-- Source data follows --
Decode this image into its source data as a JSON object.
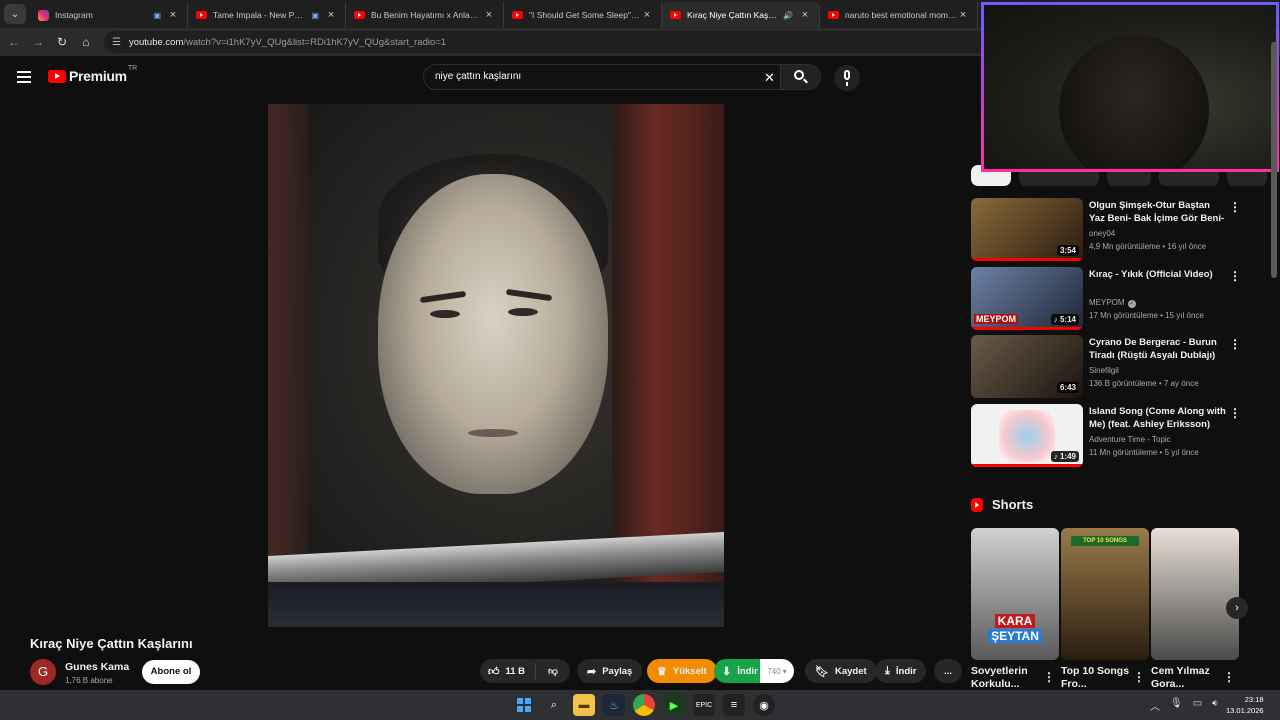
{
  "browser": {
    "tabs": [
      {
        "title": "Instagram",
        "favicon": "instagram-icon",
        "active": false
      },
      {
        "title": "Tame Impala - New Person, Same Old Mistakes",
        "favicon": "youtube-icon",
        "active": false
      },
      {
        "title": "Bu Benim Hayatımı x Anlamazdın",
        "favicon": "youtube-icon",
        "active": false
      },
      {
        "title": "\"I Should Get Some Sleep\" Meme",
        "favicon": "youtube-icon",
        "active": false
      },
      {
        "title": "Kıraç Niye Çattın Kaşlarını - YouTube",
        "favicon": "youtube-icon",
        "active": true
      },
      {
        "title": "naruto best emotional moments",
        "favicon": "youtube-icon",
        "active": false
      }
    ],
    "url_host": "youtube.com",
    "url_path": "/watch?v=i1hK7yV_QUg&list=RDi1hK7yV_QUg&start_radio=1"
  },
  "header": {
    "logo_text": "Premium",
    "country_code": "TR",
    "search_query": "niye çattın kaşlarını"
  },
  "video": {
    "title": "Kıraç Niye Çattın Kaşlarını",
    "channel": "Gunes Kama",
    "channel_initial": "G",
    "subscribers": "1,76 B abone",
    "subscribe_label": "Abone ol",
    "likes": "11 B",
    "share_label": "Paylaş",
    "upgrade_label": "Yükselt",
    "ext_download_label": "İndir",
    "ext_download_count": "740",
    "save_label": "Kaydet",
    "download_label": "İndir",
    "more_label": "..."
  },
  "sidebar": {
    "recommendations": [
      {
        "title": "Olgun Şimşek-Otur Baştan Yaz Beni- Bak İçime Gör Beni- Kap...",
        "channel": "oney04",
        "meta": "4,9 Mn görüntüleme • 16 yıl önce",
        "duration": "3:54",
        "verified": false,
        "thumb_colors": [
          "#6b4b2a",
          "#2a1c10"
        ]
      },
      {
        "title": "Kıraç - Yıkık (Official Video)",
        "channel": "MEYPOM",
        "meta": "17 Mn görüntüleme • 15 yıl önce",
        "duration": "5:14",
        "verified": true,
        "overlay": "MEYPOM",
        "thumb_colors": [
          "#5a6b8a",
          "#1e2636"
        ]
      },
      {
        "title": "Cyrano De Bergerac - Burun Tiradı (Rüştü Asyalı Dublajı)",
        "channel": "Sinefilgil",
        "meta": "136 B görüntüleme • 7 ay önce",
        "duration": "6:43",
        "verified": false,
        "thumb_colors": [
          "#5a4a3a",
          "#1a1410"
        ]
      },
      {
        "title": "Island Song (Come Along with Me) (feat. Ashley Eriksson)",
        "channel": "Adventure Time - Topic",
        "meta": "11 Mn görüntüleme • 5 yıl önce",
        "duration": "1:49",
        "verified": false,
        "thumb_colors": [
          "#e8e8e8",
          "#f6d3d3"
        ]
      }
    ],
    "shorts_heading": "Shorts",
    "shorts": [
      {
        "title": "Sovyetlerin Korkulu...",
        "overlay": "KARA ŞEYTAN",
        "thumb_colors": [
          "#c8c8c8",
          "#3a3a3a"
        ]
      },
      {
        "title": "Top 10 Songs Fro...",
        "overlay": "TOP 10 SONGS",
        "thumb_colors": [
          "#8a6a3a",
          "#2a1e10"
        ]
      },
      {
        "title": "Cem Yılmaz Gora...",
        "overlay": "",
        "thumb_colors": [
          "#bbbbbb",
          "#444444"
        ]
      }
    ]
  },
  "taskbar": {
    "time": "23:18",
    "date": "13.01.2026"
  }
}
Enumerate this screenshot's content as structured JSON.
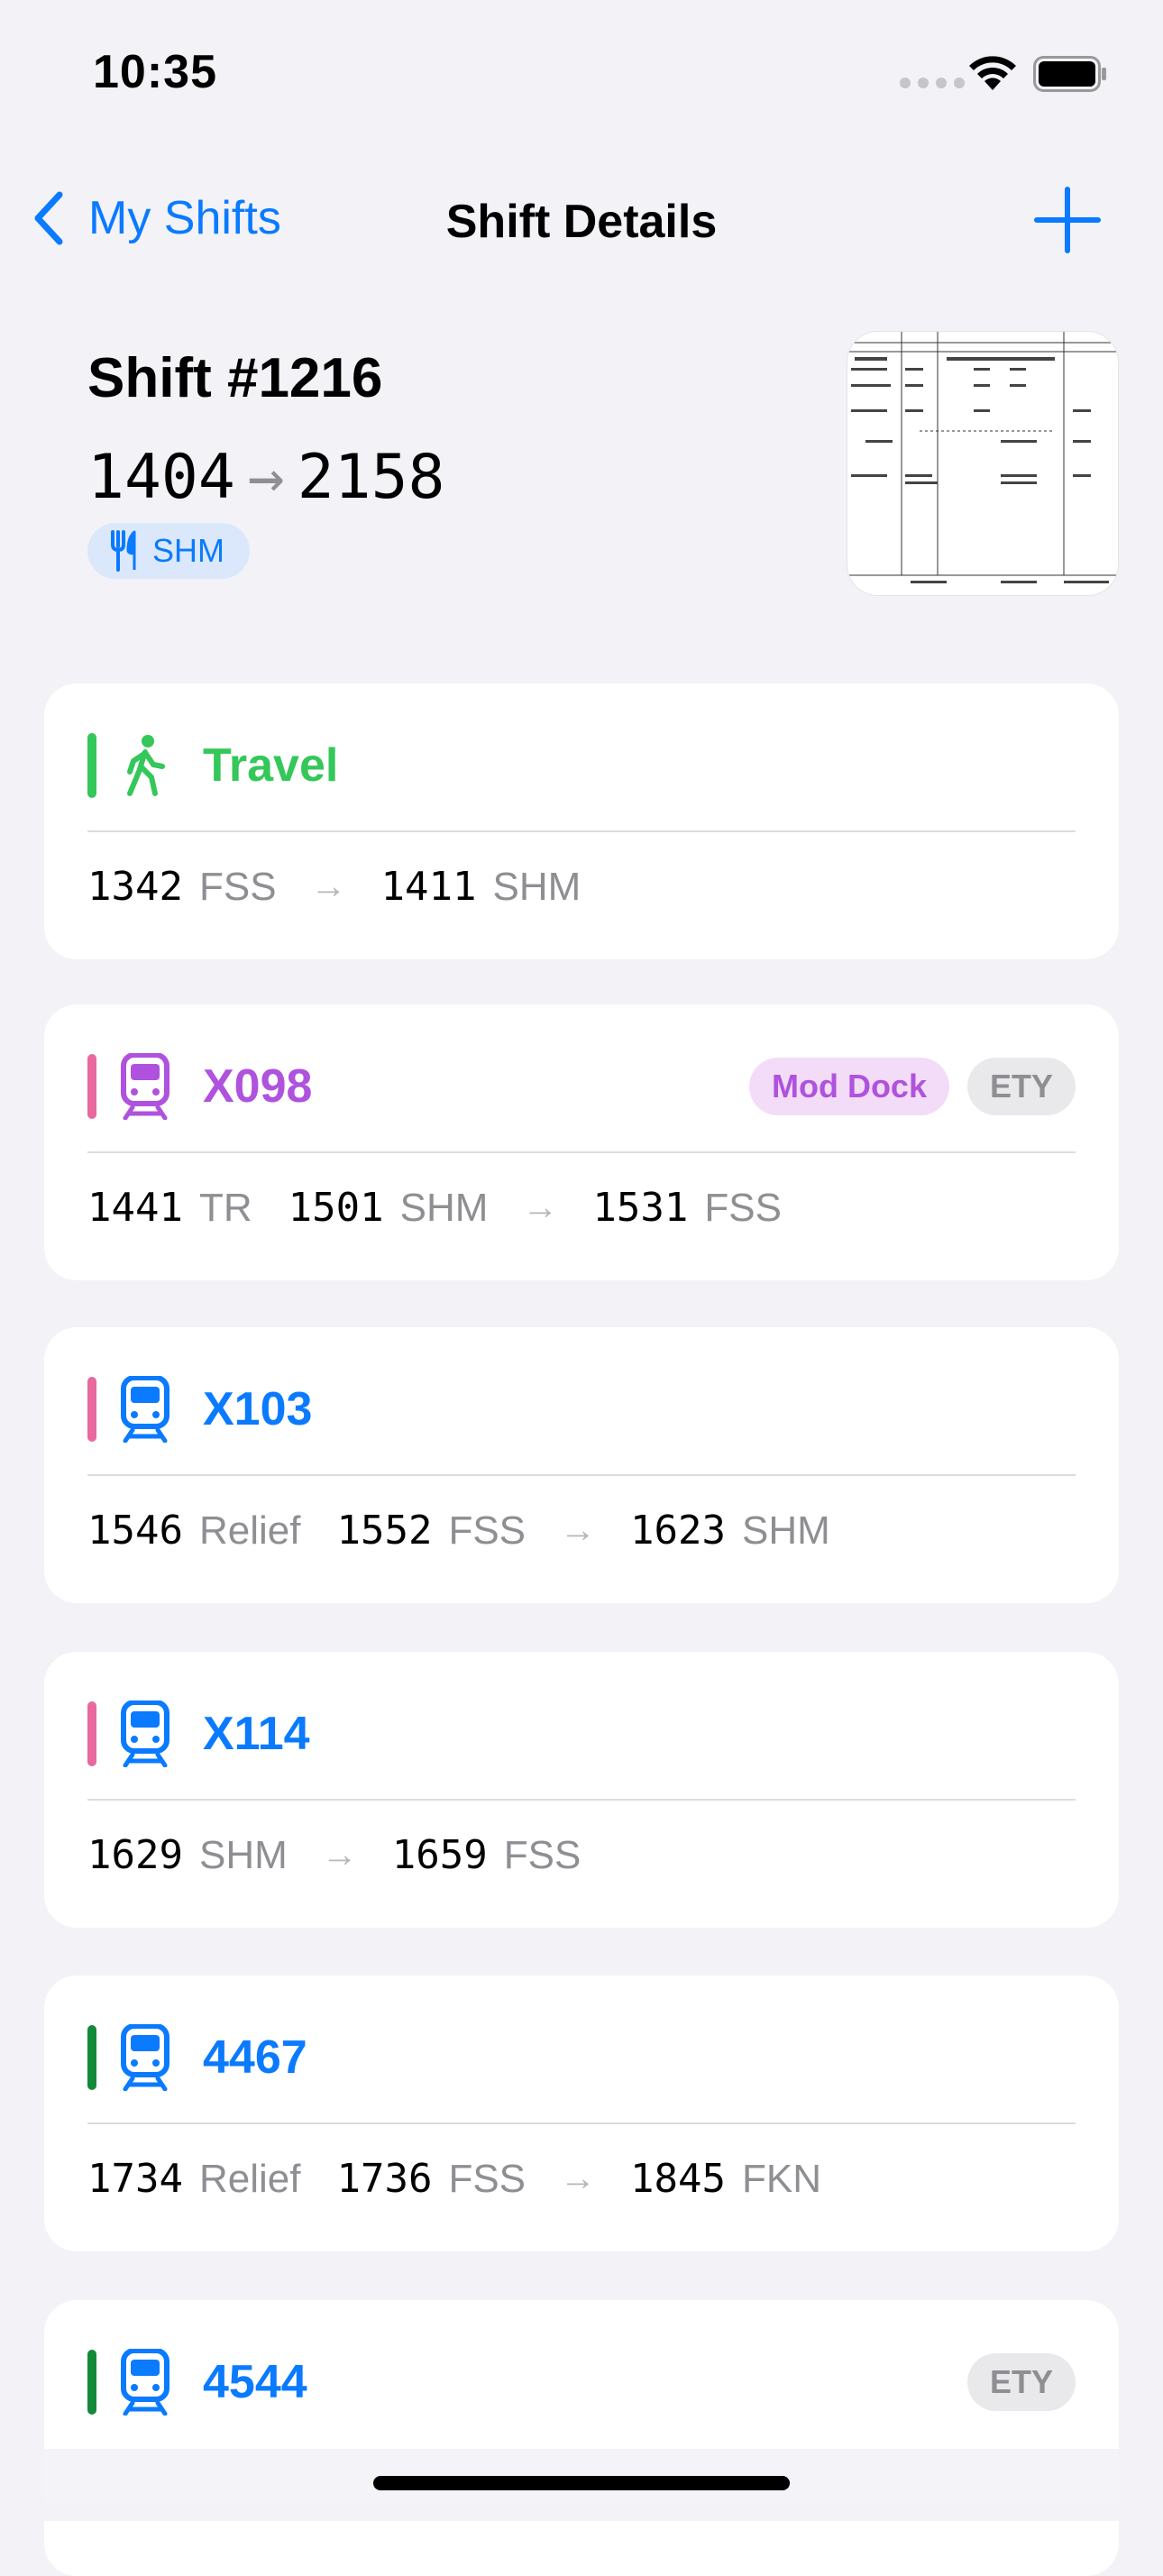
{
  "status": {
    "time": "10:35"
  },
  "nav": {
    "back_label": "My Shifts",
    "title": "Shift Details"
  },
  "shift": {
    "title": "Shift #1216",
    "start": "1404",
    "end": "2158",
    "arrow": "→",
    "meal_location": "SHM"
  },
  "colors": {
    "accent": "#0a7aff",
    "green": "#34c759",
    "purple": "#af52de",
    "pink": "#e8699e",
    "dark_green": "#13893a"
  },
  "cards": [
    {
      "title": "Travel",
      "icon": "walking-person-icon",
      "times": [
        "1342",
        "FSS",
        "1411",
        "SHM"
      ]
    },
    {
      "title": "X098",
      "icon": "train-icon",
      "tags": [
        "Mod Dock",
        "ETY"
      ],
      "times": [
        "1441",
        "TR",
        "1501",
        "SHM",
        "1531",
        "FSS"
      ]
    },
    {
      "title": "X103",
      "icon": "train-icon",
      "times": [
        "1546",
        "Relief",
        "1552",
        "FSS",
        "1623",
        "SHM"
      ]
    },
    {
      "title": "X114",
      "icon": "train-icon",
      "times": [
        "1629",
        "SHM",
        "1659",
        "FSS"
      ]
    },
    {
      "title": "4467",
      "icon": "train-icon",
      "times": [
        "1734",
        "Relief",
        "1736",
        "FSS",
        "1845",
        "FKN"
      ]
    },
    {
      "title": "4544",
      "icon": "train-icon",
      "tags": [
        "ETY"
      ]
    }
  ],
  "arrow": "→"
}
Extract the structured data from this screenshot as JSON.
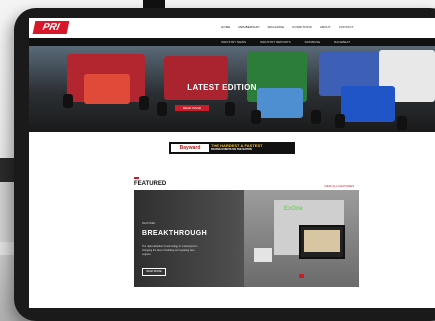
{
  "colors": {
    "brand_red": "#d7182a",
    "nav_dark": "#111111",
    "ad_yellow": "#f2c12e",
    "exone_green": "#7ecb6e"
  },
  "site": {
    "logo_text": "PRI"
  },
  "nav": {
    "top_links": [
      "HOME",
      "MEMBERSHIP",
      "MAGAZINE",
      "CONDITIONS",
      "ABOUT",
      "CONTACT"
    ],
    "sub_links": [
      "INDUSTRY NEWS",
      "INDUSTRY REPORTS",
      "DATABASE",
      "RACEBEAT"
    ]
  },
  "hero": {
    "title": "LATEST EDITION",
    "button_label": "READ ISSUE"
  },
  "ad": {
    "left_label": "Bayward",
    "headline": "THE HARDEST & FASTEST",
    "subline": "RACING EVENTS ON THE NATION"
  },
  "featured": {
    "heading": "FEATURED",
    "view_all_label": "VIEW ALL FEATURES",
    "card": {
      "kicker": "FEATURED",
      "title": "BREAKTHROUGH",
      "description": "The rapid adoption of technology in motorsports is changing the face of building and repairing race engines",
      "button_label": "READ MORE",
      "brand": "ExOne"
    }
  }
}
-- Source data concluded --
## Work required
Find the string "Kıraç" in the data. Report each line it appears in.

## Result of this exercise
        "title": "Kıraç Niye Çattın Kaşlarını - YouTube",
    "title": "Kıraç Niye Çattın Kaşlarını",
        "title": "Kıraç - Yıkık (Official Video)",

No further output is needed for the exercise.